◆ **WORK INSTRUCTIONS**: Each line below that carries the string "提交通过" must appear in the answer.

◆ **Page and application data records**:

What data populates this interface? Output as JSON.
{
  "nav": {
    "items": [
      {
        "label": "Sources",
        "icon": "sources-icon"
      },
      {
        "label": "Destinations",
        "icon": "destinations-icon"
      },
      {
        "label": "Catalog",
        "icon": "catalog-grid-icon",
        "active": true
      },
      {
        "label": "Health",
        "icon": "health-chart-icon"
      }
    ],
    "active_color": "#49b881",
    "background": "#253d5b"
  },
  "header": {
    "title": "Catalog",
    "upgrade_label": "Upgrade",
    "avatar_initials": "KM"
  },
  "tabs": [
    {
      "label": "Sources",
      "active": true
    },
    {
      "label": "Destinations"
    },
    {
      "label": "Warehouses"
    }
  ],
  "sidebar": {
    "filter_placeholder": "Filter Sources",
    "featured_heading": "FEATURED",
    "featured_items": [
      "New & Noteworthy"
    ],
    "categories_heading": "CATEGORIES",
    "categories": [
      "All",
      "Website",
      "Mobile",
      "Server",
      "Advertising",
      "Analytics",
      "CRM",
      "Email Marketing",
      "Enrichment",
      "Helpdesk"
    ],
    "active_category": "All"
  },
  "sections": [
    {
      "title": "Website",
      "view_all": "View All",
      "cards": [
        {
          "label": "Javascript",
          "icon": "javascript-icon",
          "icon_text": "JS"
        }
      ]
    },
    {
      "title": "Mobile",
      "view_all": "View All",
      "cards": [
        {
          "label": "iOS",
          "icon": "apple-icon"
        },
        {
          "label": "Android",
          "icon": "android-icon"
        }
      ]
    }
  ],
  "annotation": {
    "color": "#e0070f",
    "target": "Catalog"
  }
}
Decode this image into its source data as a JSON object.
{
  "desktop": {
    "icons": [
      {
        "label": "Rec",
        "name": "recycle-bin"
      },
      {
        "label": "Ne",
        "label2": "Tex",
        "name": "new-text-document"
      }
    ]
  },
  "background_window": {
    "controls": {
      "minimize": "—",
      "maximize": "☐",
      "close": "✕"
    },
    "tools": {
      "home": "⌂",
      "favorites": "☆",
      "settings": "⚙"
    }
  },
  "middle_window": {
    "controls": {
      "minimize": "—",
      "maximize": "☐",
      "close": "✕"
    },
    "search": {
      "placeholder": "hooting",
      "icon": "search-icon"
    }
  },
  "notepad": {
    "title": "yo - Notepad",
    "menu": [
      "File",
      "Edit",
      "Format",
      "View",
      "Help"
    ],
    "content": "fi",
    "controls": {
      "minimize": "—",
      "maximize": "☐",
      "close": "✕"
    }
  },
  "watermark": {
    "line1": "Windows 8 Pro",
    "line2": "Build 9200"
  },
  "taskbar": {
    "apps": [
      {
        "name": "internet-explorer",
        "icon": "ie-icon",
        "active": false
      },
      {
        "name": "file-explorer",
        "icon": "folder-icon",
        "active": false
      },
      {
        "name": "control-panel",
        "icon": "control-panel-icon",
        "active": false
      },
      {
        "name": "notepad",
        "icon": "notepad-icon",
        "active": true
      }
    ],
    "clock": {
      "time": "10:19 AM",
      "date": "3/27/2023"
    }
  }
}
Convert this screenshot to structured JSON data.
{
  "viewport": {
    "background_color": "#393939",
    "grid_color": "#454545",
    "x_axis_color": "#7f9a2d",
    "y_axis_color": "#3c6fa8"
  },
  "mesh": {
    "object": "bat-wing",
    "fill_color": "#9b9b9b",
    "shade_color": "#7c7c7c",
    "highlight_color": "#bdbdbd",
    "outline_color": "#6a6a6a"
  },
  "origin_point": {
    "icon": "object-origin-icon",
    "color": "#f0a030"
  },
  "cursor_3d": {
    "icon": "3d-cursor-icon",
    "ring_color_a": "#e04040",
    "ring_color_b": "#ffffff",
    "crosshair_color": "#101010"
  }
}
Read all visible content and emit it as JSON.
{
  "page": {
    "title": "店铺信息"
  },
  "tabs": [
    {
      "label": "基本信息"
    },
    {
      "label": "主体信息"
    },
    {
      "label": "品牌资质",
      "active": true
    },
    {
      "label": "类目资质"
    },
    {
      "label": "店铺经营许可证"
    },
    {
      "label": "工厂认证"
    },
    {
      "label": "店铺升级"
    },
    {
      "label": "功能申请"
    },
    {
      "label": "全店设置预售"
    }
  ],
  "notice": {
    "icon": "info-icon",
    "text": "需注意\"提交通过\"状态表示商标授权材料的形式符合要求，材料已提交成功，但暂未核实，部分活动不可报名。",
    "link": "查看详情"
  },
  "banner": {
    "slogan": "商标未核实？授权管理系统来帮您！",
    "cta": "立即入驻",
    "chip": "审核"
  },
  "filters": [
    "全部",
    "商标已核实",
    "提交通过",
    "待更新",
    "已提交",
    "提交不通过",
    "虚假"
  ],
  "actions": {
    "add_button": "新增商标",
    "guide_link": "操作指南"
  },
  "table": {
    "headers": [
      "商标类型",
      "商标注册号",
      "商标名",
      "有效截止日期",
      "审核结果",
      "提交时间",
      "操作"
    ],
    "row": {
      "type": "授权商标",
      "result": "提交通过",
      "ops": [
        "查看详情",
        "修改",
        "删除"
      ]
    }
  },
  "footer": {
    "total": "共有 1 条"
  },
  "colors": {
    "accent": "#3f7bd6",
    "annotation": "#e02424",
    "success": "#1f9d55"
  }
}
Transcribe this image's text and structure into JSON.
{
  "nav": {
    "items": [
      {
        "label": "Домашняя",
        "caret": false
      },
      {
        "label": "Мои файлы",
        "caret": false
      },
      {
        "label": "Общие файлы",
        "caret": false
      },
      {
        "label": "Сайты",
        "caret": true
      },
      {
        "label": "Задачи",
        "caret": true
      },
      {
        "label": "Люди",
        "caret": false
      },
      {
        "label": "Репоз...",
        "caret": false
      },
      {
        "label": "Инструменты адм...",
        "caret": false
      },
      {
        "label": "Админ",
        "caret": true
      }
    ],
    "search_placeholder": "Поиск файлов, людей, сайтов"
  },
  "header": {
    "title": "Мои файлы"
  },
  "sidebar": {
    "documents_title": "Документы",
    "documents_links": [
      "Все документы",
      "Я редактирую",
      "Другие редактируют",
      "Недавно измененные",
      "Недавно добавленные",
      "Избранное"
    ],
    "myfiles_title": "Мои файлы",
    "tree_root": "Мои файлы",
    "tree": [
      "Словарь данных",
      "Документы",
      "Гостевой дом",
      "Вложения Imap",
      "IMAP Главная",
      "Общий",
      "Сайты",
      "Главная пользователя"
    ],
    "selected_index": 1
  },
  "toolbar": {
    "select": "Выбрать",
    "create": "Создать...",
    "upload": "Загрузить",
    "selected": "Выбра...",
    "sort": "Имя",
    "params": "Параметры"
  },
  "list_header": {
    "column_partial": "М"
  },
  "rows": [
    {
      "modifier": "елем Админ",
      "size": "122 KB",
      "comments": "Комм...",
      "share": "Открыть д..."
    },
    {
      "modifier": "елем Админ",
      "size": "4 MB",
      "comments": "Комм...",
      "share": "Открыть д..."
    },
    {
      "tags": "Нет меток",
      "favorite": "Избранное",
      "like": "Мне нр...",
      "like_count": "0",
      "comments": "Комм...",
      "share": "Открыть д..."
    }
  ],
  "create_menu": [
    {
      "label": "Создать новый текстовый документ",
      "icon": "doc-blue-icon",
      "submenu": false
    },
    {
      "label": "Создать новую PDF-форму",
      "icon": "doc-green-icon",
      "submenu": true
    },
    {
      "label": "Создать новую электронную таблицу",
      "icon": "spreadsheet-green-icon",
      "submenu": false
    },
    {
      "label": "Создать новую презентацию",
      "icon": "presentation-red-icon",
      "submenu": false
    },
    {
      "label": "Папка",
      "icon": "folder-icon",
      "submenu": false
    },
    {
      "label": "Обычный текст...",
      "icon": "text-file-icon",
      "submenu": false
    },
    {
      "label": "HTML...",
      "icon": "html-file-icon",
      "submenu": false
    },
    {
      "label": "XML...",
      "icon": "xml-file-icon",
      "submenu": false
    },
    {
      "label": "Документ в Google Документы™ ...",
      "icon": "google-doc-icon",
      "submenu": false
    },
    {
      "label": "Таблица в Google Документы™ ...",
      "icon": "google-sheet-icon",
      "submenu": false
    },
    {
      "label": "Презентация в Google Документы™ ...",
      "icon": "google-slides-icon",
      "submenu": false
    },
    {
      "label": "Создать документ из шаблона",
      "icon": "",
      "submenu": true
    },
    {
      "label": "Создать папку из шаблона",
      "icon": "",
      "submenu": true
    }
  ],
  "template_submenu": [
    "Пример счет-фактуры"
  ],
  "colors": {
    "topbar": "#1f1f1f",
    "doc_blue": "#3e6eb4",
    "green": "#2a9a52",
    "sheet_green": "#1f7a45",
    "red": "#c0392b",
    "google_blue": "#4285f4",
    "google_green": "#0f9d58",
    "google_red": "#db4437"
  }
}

◆ **RESPONSE**:
    "text": "需注意\"提交通过\"状态表示商标授权材料的形式符合要求，材料已提交成功，但暂未核实，部分活动不可报名。",
    "提交通过",
      "result": "提交通过",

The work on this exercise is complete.